Goal of the exercise: Look down the entries below and report how many lines hold the string "initials"; write nothing else.

[Extracted records]

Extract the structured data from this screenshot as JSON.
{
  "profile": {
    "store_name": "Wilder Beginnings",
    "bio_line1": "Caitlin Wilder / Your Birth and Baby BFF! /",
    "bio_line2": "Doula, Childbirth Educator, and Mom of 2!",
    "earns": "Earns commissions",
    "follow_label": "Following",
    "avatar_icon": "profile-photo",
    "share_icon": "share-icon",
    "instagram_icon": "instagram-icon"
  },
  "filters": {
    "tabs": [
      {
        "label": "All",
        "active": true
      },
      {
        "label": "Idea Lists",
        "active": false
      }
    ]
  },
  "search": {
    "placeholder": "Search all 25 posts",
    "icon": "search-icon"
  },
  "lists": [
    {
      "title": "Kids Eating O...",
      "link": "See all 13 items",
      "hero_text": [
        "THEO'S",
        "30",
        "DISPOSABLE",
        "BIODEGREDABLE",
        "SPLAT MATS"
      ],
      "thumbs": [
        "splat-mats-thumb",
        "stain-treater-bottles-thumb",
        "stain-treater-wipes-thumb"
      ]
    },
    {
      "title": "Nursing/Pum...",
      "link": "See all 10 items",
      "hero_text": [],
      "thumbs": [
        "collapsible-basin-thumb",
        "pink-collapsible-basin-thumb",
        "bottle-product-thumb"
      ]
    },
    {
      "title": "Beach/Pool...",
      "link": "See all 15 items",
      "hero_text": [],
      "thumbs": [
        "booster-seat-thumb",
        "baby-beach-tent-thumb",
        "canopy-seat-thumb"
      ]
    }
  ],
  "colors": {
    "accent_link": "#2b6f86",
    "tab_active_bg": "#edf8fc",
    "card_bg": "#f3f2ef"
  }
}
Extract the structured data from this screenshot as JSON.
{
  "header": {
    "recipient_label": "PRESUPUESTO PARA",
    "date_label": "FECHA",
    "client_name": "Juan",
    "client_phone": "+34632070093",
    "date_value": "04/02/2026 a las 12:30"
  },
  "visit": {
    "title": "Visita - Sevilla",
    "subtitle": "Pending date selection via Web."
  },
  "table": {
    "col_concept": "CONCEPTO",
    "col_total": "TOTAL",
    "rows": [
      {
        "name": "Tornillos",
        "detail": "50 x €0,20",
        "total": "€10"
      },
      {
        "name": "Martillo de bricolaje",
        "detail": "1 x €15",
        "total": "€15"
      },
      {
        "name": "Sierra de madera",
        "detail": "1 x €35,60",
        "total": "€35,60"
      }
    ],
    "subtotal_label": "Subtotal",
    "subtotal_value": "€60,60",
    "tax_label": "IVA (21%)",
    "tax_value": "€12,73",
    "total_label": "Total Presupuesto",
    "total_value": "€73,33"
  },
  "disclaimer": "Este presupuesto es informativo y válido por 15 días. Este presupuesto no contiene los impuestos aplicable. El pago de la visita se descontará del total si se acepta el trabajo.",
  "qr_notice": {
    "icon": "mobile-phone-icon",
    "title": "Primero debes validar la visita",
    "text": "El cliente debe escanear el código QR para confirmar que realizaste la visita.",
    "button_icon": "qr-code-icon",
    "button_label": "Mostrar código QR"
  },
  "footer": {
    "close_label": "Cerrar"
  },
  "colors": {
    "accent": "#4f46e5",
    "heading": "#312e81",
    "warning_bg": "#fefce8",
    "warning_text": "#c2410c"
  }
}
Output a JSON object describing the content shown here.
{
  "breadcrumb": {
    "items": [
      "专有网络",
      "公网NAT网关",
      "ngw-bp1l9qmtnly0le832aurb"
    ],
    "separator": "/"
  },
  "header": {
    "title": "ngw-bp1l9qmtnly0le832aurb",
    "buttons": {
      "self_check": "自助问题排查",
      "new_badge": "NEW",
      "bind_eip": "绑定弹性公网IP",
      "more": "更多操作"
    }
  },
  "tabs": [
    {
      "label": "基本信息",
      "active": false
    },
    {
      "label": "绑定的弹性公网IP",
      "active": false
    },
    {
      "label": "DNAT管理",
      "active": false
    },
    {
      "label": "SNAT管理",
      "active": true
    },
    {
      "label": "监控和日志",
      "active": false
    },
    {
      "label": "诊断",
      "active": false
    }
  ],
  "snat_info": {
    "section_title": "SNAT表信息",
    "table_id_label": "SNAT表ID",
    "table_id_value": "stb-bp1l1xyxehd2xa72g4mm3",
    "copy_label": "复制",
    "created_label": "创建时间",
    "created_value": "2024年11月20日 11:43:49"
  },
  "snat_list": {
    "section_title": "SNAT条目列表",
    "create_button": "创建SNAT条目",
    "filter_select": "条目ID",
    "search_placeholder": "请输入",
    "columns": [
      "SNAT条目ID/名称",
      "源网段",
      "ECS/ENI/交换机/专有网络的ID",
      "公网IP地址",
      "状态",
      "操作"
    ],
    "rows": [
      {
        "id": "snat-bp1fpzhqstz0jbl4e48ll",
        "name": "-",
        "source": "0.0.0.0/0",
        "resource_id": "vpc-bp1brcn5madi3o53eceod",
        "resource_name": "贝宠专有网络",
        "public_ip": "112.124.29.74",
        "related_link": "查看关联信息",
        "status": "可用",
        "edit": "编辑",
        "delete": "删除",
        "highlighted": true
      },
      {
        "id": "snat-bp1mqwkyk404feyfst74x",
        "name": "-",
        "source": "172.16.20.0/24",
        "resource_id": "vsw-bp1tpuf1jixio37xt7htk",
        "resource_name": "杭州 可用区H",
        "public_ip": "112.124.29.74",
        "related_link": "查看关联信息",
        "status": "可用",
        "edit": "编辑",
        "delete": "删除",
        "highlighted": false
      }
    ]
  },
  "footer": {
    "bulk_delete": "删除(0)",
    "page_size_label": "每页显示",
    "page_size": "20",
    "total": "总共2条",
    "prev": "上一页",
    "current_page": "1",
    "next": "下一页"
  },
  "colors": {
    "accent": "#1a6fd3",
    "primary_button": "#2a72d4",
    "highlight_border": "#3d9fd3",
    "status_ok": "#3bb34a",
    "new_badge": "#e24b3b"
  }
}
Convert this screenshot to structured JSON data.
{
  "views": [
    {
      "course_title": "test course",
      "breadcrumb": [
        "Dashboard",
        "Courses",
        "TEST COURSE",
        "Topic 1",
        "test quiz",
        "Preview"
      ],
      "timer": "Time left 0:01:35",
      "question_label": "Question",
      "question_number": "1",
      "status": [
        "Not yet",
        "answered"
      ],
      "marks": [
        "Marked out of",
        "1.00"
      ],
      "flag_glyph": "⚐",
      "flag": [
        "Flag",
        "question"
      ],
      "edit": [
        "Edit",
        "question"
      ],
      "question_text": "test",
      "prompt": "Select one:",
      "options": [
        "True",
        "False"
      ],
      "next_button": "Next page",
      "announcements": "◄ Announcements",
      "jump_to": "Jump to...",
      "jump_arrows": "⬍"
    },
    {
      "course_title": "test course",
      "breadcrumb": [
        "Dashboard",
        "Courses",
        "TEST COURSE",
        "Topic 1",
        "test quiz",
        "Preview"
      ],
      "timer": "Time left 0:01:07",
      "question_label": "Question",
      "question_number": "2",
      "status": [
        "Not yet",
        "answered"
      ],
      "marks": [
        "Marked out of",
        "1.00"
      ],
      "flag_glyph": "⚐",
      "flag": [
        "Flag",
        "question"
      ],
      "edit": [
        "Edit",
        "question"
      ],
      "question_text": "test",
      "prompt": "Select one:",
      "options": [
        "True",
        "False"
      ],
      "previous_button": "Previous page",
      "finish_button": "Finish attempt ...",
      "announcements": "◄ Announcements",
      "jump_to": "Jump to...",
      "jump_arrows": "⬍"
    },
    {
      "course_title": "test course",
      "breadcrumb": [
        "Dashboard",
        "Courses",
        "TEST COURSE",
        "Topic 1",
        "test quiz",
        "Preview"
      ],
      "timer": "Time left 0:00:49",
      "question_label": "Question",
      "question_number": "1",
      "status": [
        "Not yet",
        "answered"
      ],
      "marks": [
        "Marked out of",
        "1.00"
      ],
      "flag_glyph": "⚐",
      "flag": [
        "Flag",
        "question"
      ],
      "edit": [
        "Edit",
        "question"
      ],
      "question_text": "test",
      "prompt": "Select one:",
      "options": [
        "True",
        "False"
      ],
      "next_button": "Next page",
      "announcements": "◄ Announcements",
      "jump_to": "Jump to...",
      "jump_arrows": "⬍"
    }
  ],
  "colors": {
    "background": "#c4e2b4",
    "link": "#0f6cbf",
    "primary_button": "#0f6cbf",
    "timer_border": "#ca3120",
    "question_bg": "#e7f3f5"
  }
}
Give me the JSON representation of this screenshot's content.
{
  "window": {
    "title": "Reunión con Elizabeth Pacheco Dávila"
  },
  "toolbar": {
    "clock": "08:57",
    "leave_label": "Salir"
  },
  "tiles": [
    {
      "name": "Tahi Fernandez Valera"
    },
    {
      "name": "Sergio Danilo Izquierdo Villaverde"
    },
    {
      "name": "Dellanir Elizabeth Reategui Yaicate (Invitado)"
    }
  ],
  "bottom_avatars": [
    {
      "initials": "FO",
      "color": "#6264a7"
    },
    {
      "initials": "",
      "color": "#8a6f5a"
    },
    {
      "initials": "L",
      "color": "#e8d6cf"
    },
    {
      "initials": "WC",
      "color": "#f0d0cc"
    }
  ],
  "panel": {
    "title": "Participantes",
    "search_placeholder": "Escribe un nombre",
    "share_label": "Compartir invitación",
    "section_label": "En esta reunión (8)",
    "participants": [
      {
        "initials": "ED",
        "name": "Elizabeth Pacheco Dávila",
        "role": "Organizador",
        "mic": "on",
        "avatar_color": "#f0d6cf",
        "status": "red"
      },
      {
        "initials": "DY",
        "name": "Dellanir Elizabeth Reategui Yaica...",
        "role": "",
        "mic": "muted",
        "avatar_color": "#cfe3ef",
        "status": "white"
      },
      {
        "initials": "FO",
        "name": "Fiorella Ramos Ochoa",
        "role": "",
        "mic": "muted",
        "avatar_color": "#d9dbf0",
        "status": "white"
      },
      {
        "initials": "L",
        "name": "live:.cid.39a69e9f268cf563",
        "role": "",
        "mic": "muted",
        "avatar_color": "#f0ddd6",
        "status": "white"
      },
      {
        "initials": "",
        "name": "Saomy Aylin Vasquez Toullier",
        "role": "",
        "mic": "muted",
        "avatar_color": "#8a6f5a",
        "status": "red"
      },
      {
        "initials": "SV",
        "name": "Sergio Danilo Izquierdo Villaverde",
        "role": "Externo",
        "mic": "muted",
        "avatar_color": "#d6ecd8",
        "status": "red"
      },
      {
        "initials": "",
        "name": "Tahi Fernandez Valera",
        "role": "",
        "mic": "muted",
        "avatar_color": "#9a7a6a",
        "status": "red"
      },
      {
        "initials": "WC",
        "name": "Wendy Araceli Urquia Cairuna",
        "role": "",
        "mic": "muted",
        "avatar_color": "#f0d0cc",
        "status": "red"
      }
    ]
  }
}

Solution: 12